The process in the finance office at a dealership takes too long, he said, and much of that process, such as determining a consumer’s creditworthiness, “can be sorted well in advance.” Utilizing technology and incorporating a more digital experience into the car-buying process can limit the time spent in a dealership to just over an hour, he said.
However, pushback from dealers will slow the shift. Grady said that 20% of dealers are typically on the cutting edge, while 70% are true followers — “If a manufacturer tells them to do it, they do it,” he said. “The bottom 10% will resist virtually everything — they believe that ‘my customer wants a stack of paper,’ that they want to spend the time at the dealership.” But customers only want to be part of the ownership process, not the transaction process, he said.
Dealers still looking to entice customers into visiting the F&I office should strive to treat them to a luxury experience, he advised. “If you’re [working] in the F&I office, you have to prove you’re a better option than clicking a box online,” Grady said. “If customers are treated properly, and in a luxury fashion, if you can do that at a dealership, people will go to the dealers. If you can’t do that, they’ll go to Amazon.”

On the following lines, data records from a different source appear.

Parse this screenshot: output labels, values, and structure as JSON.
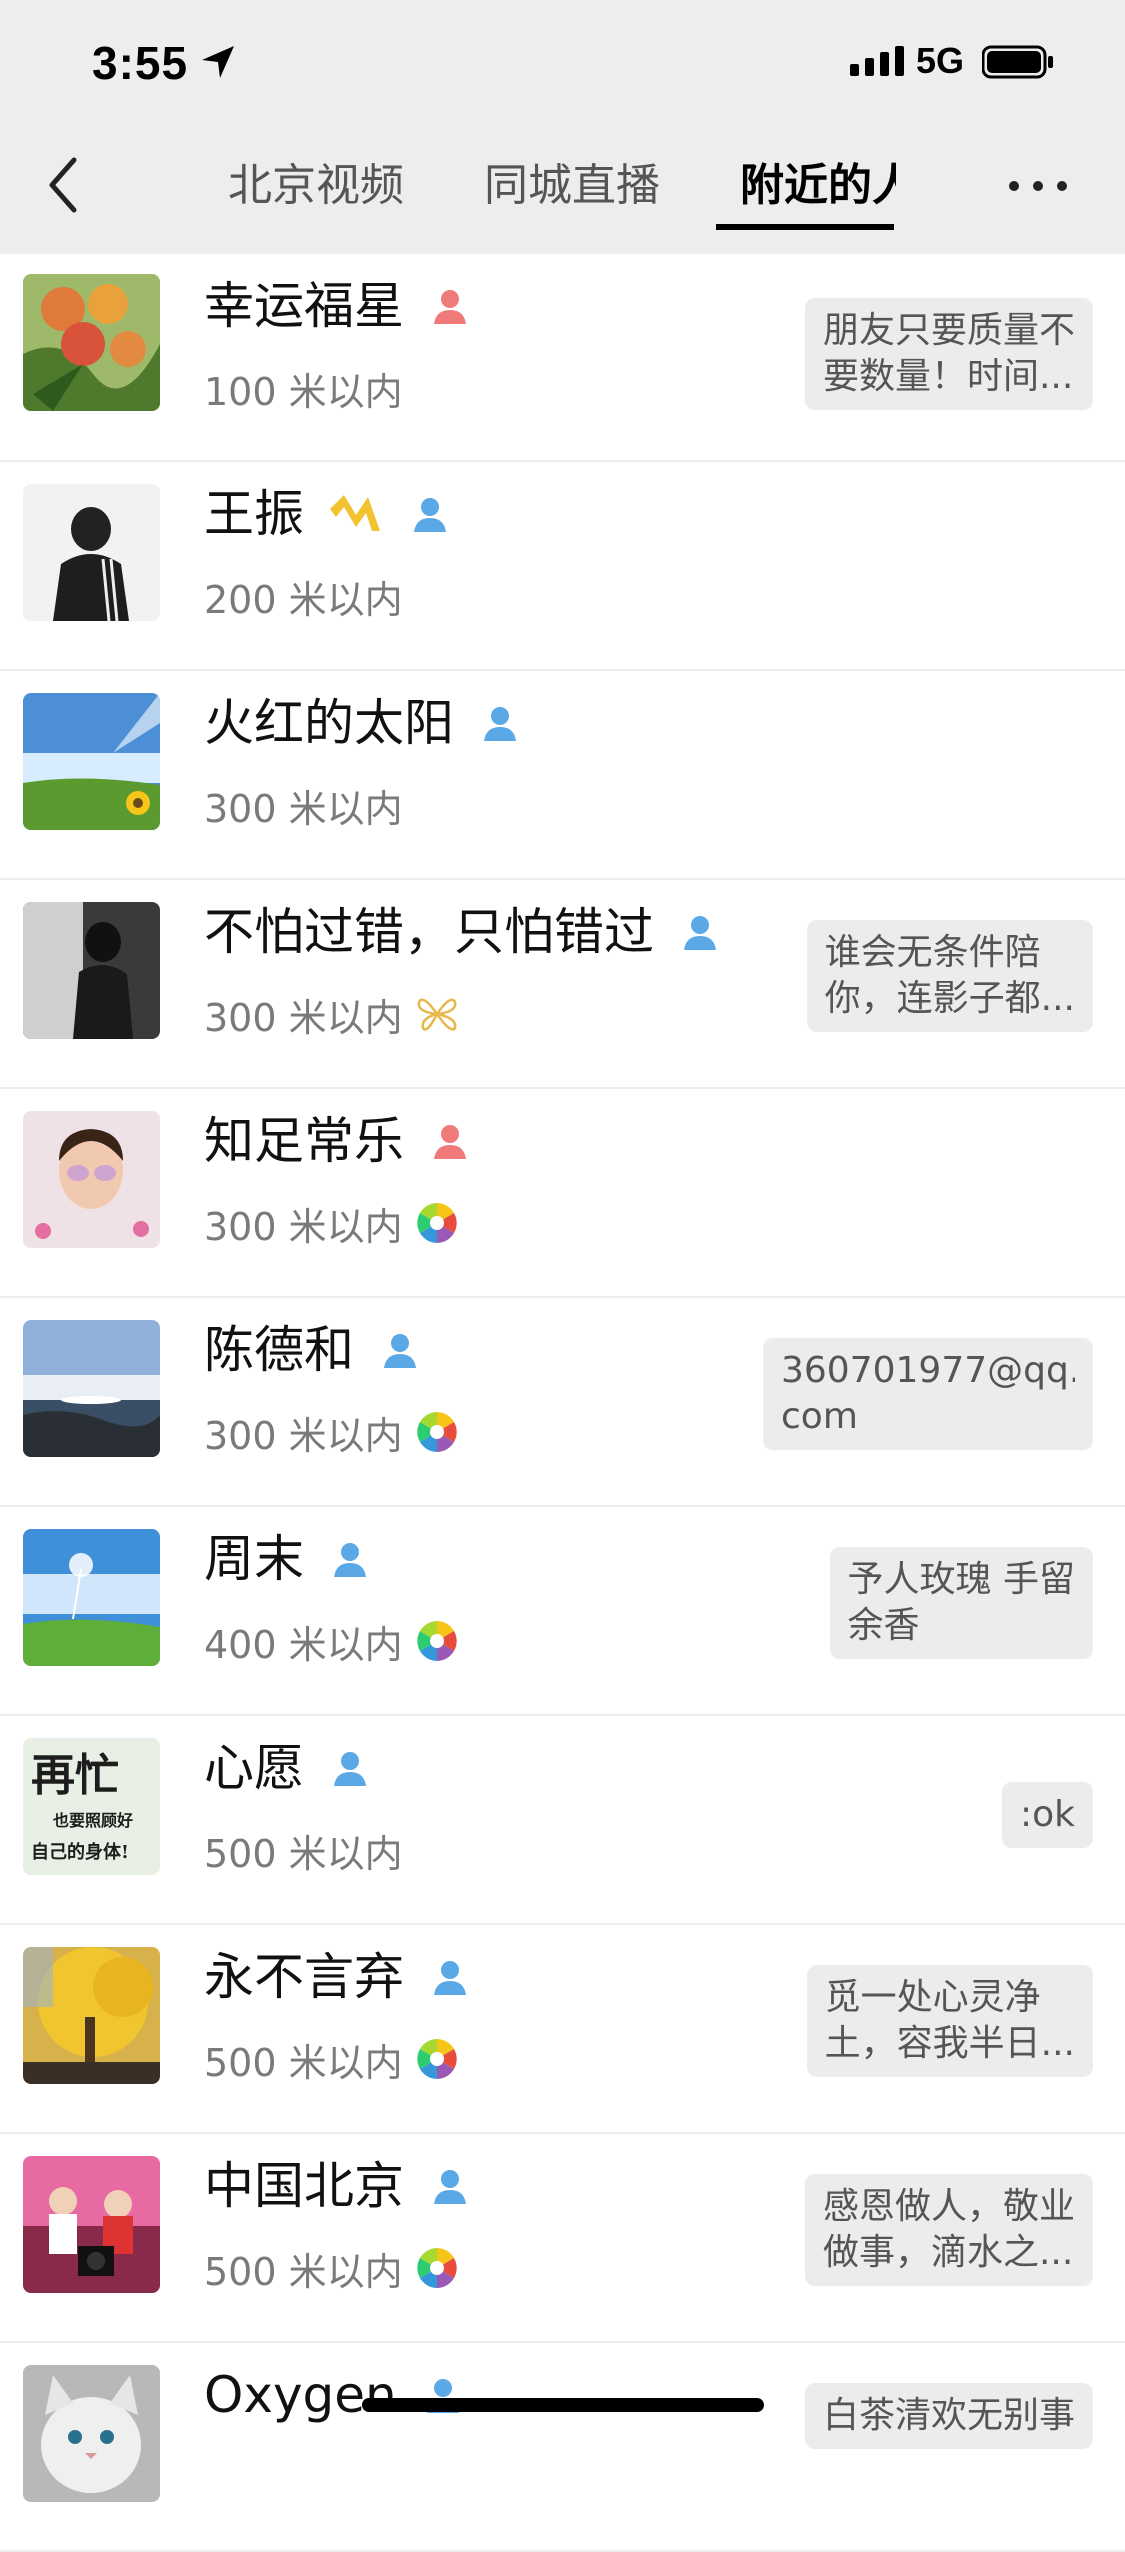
{
  "status": {
    "time": "3:55",
    "network": "5G"
  },
  "nav": {
    "tabs": [
      {
        "label": "北京视频"
      },
      {
        "label": "同城直播"
      },
      {
        "label": "附近的人"
      }
    ]
  },
  "people": [
    {
      "name": "幸运福星",
      "gender": "female",
      "distance": "100 米以内",
      "signature": [
        "朋友只要质量不",
        "要数量！时间..."
      ]
    },
    {
      "name": "王振",
      "gender": "male",
      "crown": true,
      "distance": "200 米以内",
      "signature": []
    },
    {
      "name": "火红的太阳",
      "gender": "male",
      "distance": "300 米以内",
      "signature": []
    },
    {
      "name": "不怕过错，只怕错过",
      "gender": "male",
      "distance": "300 米以内",
      "extra_icon": "butterfly-icon",
      "signature": [
        "谁会无条件陪",
        "你，连影子都..."
      ]
    },
    {
      "name": "知足常乐",
      "gender": "female",
      "distance": "300 米以内",
      "extra_icon": "moments-icon",
      "signature": []
    },
    {
      "name": "陈德和",
      "gender": "male",
      "distance": "300 米以内",
      "extra_icon": "moments-icon",
      "signature": [
        "360701977@qq.",
        "com"
      ]
    },
    {
      "name": "周末",
      "gender": "male",
      "distance": "400 米以内",
      "extra_icon": "moments-icon",
      "signature": [
        "予人玫瑰 手留",
        "余香"
      ]
    },
    {
      "name": "心愿",
      "gender": "male",
      "distance": "500 米以内",
      "signature": [
        ":ok"
      ]
    },
    {
      "name": "永不言弃",
      "gender": "male",
      "distance": "500 米以内",
      "extra_icon": "moments-icon",
      "signature": [
        "觅一处心灵净",
        "土，容我半日..."
      ]
    },
    {
      "name": "中国北京",
      "gender": "male",
      "distance": "500 米以内",
      "extra_icon": "moments-icon",
      "signature": [
        "感恩做人，敬业",
        "做事，滴水之..."
      ]
    },
    {
      "name": "Oxygen",
      "gender": "male",
      "distance": "",
      "signature": [
        "白茶清欢无别事"
      ]
    }
  ],
  "colors": {
    "male": "#5aa9e6",
    "female": "#f07a7a",
    "header_bg": "#ededed"
  }
}
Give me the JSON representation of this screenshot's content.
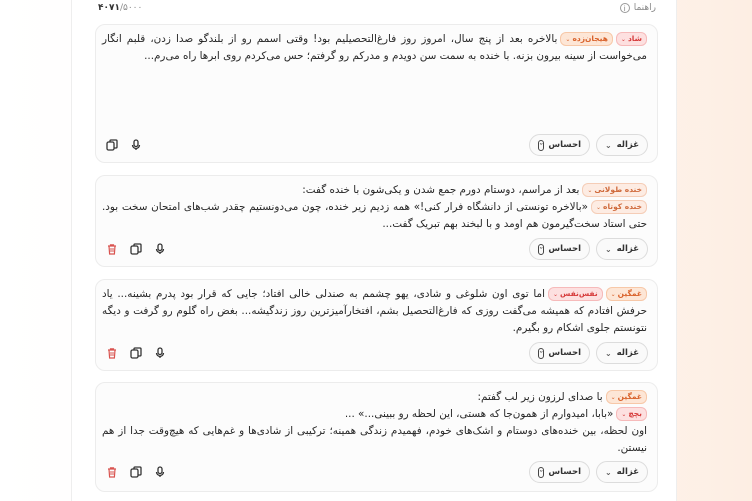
{
  "header": {
    "guide_label": "راهنما",
    "info_icon": "i",
    "counter_current": "۴۰۷۱",
    "counter_max": "/۵۰۰۰"
  },
  "icons": {
    "copy": "copy-icon",
    "mic": "microphone-icon",
    "delete": "trash-icon",
    "emotion": "emotion-icon",
    "chevron": "chevron-down-icon"
  },
  "colors": {
    "tag_orange": "#d9622b",
    "tag_red": "#d63b3b",
    "delete_red": "#d9534f"
  },
  "controls": {
    "emotion_label": "احساس",
    "voice_label": "غزاله"
  },
  "blocks": [
    {
      "segments": [
        {
          "tags": [
            "شاد",
            "هیجان‌زده"
          ],
          "text": "بالاخره بعد از پنج سال، امروز روز فارغ‌التحصیلیم بود! وقتی اسمم رو از بلندگو صدا زدن، قلبم انگار می‌خواست از سینه بیرون بزنه. با خنده به سمت سن دویدم و مدرکم رو گرفتم؛ حس می‌کردم روی ابرها راه می‌رم..."
        }
      ]
    },
    {
      "segments": [
        {
          "tags": [
            "خنده طولانی"
          ],
          "text": "بعد از مراسم، دوستام دورم جمع شدن و یکی‌شون با خنده گفت:"
        },
        {
          "tags": [
            "خنده کوتاه"
          ],
          "text": "«بالاخره تونستی از دانشگاه فرار کنی!» همه زدیم زیر خنده، چون می‌دونستیم چقدر شب‌های امتحان سخت بود. حتی استاد سخت‌گیرمون هم اومد و با لبخند بهم تبریک گفت..."
        }
      ]
    },
    {
      "segments": [
        {
          "tags": [
            "غمگین",
            "نفس‌نفس"
          ],
          "text": "اما توی اون شلوغی و شادی، یهو چشمم به صندلی خالی افتاد؛ جایی که قرار بود پدرم بشینه... یاد حرفش افتادم که همیشه می‌گفت روزی که فارغ‌التحصیل بشم، افتخارآمیزترین روز زندگیشه... بغض راه گلوم رو گرفت و دیگه نتونستم جلوی اشکام رو بگیرم."
        }
      ]
    },
    {
      "segments": [
        {
          "tags": [
            "غمگین"
          ],
          "text": "با صدای لرزون زیر لب گفتم:"
        },
        {
          "tags": [
            "بچچ"
          ],
          "text": "«بابا، امیدوارم از همون‌جا که هستی، این لحظه رو ببینی...» ..."
        },
        {
          "tags": [],
          "text": "اون لحظه، بین خنده‌های دوستام و اشک‌های خودم، فهمیدم زندگی همینه؛ ترکیبی از شادی‌ها و غم‌هایی که هیچ‌وقت جدا از هم نیستن."
        }
      ]
    }
  ]
}
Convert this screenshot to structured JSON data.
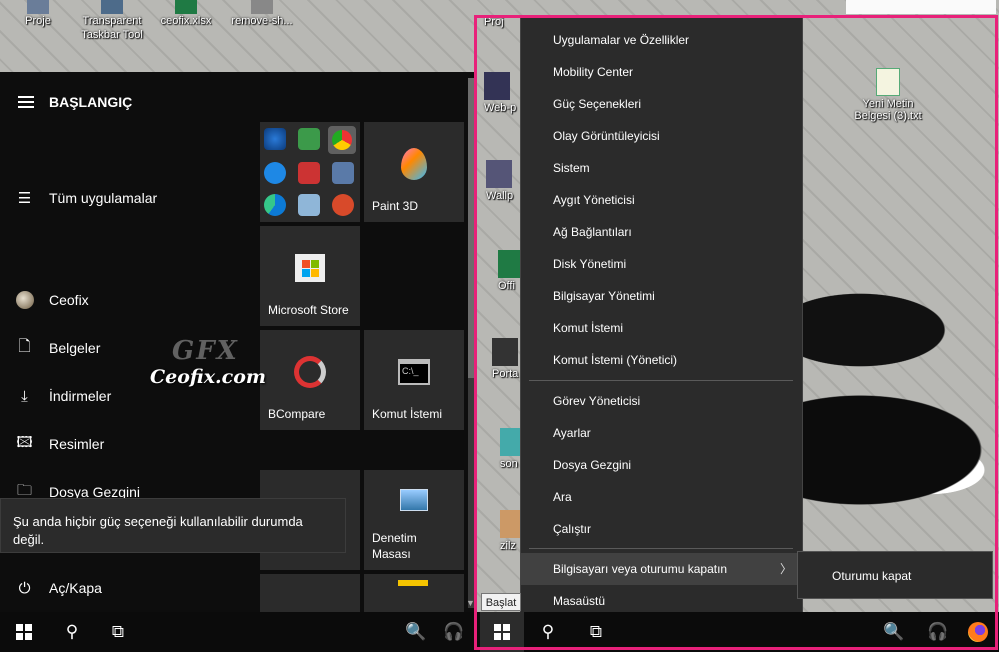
{
  "desktop_top_icons": [
    {
      "label": "Proje"
    },
    {
      "label": "Transparent Taskbar Tool"
    },
    {
      "label": "ceofix.xlsx"
    },
    {
      "label": "remove-sh..."
    }
  ],
  "start_menu": {
    "title": "BAŞLANGIÇ",
    "all_apps": "Tüm uygulamalar",
    "user": "Ceofix",
    "items": [
      {
        "label": "Belgeler",
        "icon": "document-icon"
      },
      {
        "label": "İndirmeler",
        "icon": "download-icon"
      },
      {
        "label": "Resimler",
        "icon": "pictures-icon"
      },
      {
        "label": "Dosya Gezgini",
        "icon": "folder-icon"
      }
    ],
    "power": "Aç/Kapa",
    "tooltip": "Şu anda hiçbir güç seçeneği kullanılabilir durumda değil.",
    "tiles": {
      "paint3d": "Paint 3D",
      "store": "Microsoft Store",
      "bcompare": "BCompare",
      "cmd": "Komut İstemi",
      "control_panel": "Denetim Masası"
    }
  },
  "watermark": {
    "gfx": "GFX",
    "site": "Ceofix.com"
  },
  "right_desktop": {
    "icons": [
      {
        "label": "Proj"
      },
      {
        "label": "Web-p"
      },
      {
        "label": "Wallp"
      },
      {
        "label": "Offi"
      },
      {
        "label": "Porta"
      },
      {
        "label": "son"
      },
      {
        "label": "zilz"
      }
    ],
    "text_file": "Yeni Metin Belgesi (3).txt"
  },
  "context_menu": {
    "group1": [
      "Uygulamalar ve Özellikler",
      "Mobility Center",
      "Güç Seçenekleri",
      "Olay Görüntüleyicisi",
      "Sistem",
      "Aygıt Yöneticisi",
      "Ağ Bağlantıları",
      "Disk Yönetimi",
      "Bilgisayar Yönetimi",
      "Komut İstemi",
      "Komut İstemi (Yönetici)"
    ],
    "group2": [
      "Görev Yöneticisi",
      "Ayarlar",
      "Dosya Gezgini",
      "Ara",
      "Çalıştır"
    ],
    "shutdown": "Bilgisayarı veya oturumu kapatın",
    "desktop": "Masaüstü",
    "submenu": "Oturumu kapat"
  },
  "start_tooltip": "Başlat",
  "colors": {
    "frame": "#e8217a",
    "menu_bg": "#2b2b2b",
    "start_bg": "#0d0d0d"
  }
}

Learn more about risk and compliance in auto finance May 18 and 19 at the Auto Finance Risk & Compliance Summit 2015 in San Diego. Register here.